At the age of 8, he contracted Sydenham’s Chorea (also known as St. Vitus’s Dance) a rare and sometimes fatal disease of the nervous system that left him bedridden for several months. His illness is believed to be a complication of scarlet fever which causes skin pigmentation blotchiness. As a result, he became a hypochondriac, developing a fear of hospitals and doctors. Often bedridden as a child, he became an outcast at school and bonded deeply with his mother, who did all she could to keep her son happy. It was during this initial illness that his mother, herself a skillful artist, gave him his first drawing lessons. Drawing soon became Warhol’s favorite childhood pastime. He was also an avid fan of the movies, and when his mother bought him a camera at the age of 9 he took up photography as well, developing film in a makeshift darkroom he set up in their basement. When he was confined to bed, he drew, listened to the radio and collected pictures of movie stars around his bed. Warhol later described this period as very important in the development of his personality, skill-set and preferences.

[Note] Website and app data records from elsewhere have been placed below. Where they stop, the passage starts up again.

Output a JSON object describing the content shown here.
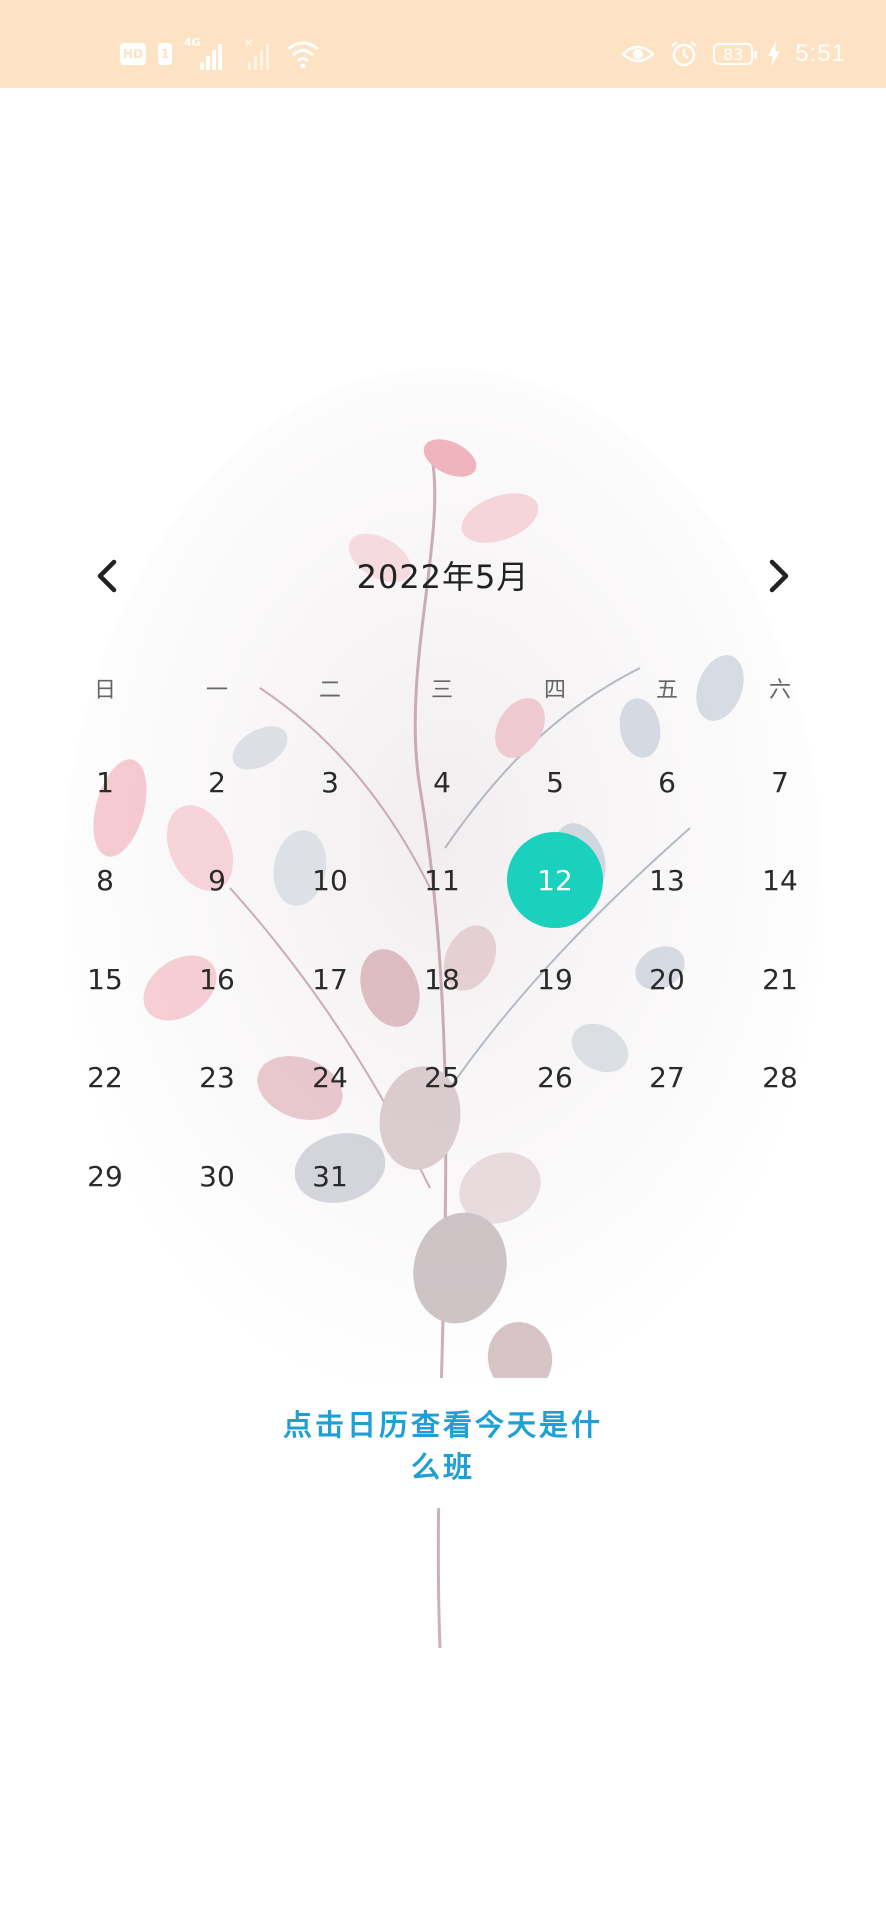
{
  "status_bar": {
    "hd_label": "HD",
    "sim_label": "1",
    "network_label": "4G",
    "battery_level": "83",
    "time": "5:51",
    "icons": [
      "hd-icon",
      "signal-icon",
      "no-signal-icon",
      "wifi-icon",
      "eye-icon",
      "alarm-icon",
      "battery-icon",
      "charging-icon"
    ]
  },
  "calendar": {
    "title": "2022年5月",
    "prev_icon": "chevron-left-icon",
    "next_icon": "chevron-right-icon",
    "weekdays": [
      "日",
      "一",
      "二",
      "三",
      "四",
      "五",
      "六"
    ],
    "weeks": [
      [
        "1",
        "2",
        "3",
        "4",
        "5",
        "6",
        "7"
      ],
      [
        "8",
        "9",
        "10",
        "11",
        "12",
        "13",
        "14"
      ],
      [
        "15",
        "16",
        "17",
        "18",
        "19",
        "20",
        "21"
      ],
      [
        "22",
        "23",
        "24",
        "25",
        "26",
        "27",
        "28"
      ],
      [
        "29",
        "30",
        "31"
      ]
    ],
    "selected_day": "12",
    "selected_color": "#19d1bd"
  },
  "hint": {
    "line1": "点击日历查看今天是什",
    "line2": "么班"
  }
}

Warhol attended Holmes Elementary school and took the free art classes offered at the Carnegie Institute (now the Carnegie Museum of Art) in Pittsburgh. In 1942, at the age of 14, Warhol again suffered a tragedy when his father passed away from a jaundiced liver. He was so upset that he could not attend his father’s funeral, and he hid under his bed throughout the wake. Warhol’s father had recognized his son’s artistic talents, and in his will he dictated that his life savings go toward Andy’s college education. That same year, Warhol began at Schenley High School, and upon graduating, in 1945, he enrolled at the Carnegie Institute for Technology (now Carnegie Mellon University) to study pictorial design.
When he graduated from college with his Bachelor of Fine Arts degree in 1949, Warhol moved to New York City to pursue a career as a commercial artist. It was also at this time that he dropped the “a” at the end of his last name to become “Andy Warhol.” He landed a job with Glamour magazine in September, and went on to become one of the most successful commercial artists of the 1950s. He won frequent awards for his uniquely whimsical style, using his own blotted line technique and rubber stamps to create his drawings.% | % | % | % | % | % | % | % | % | % | % | % | % | % | % | %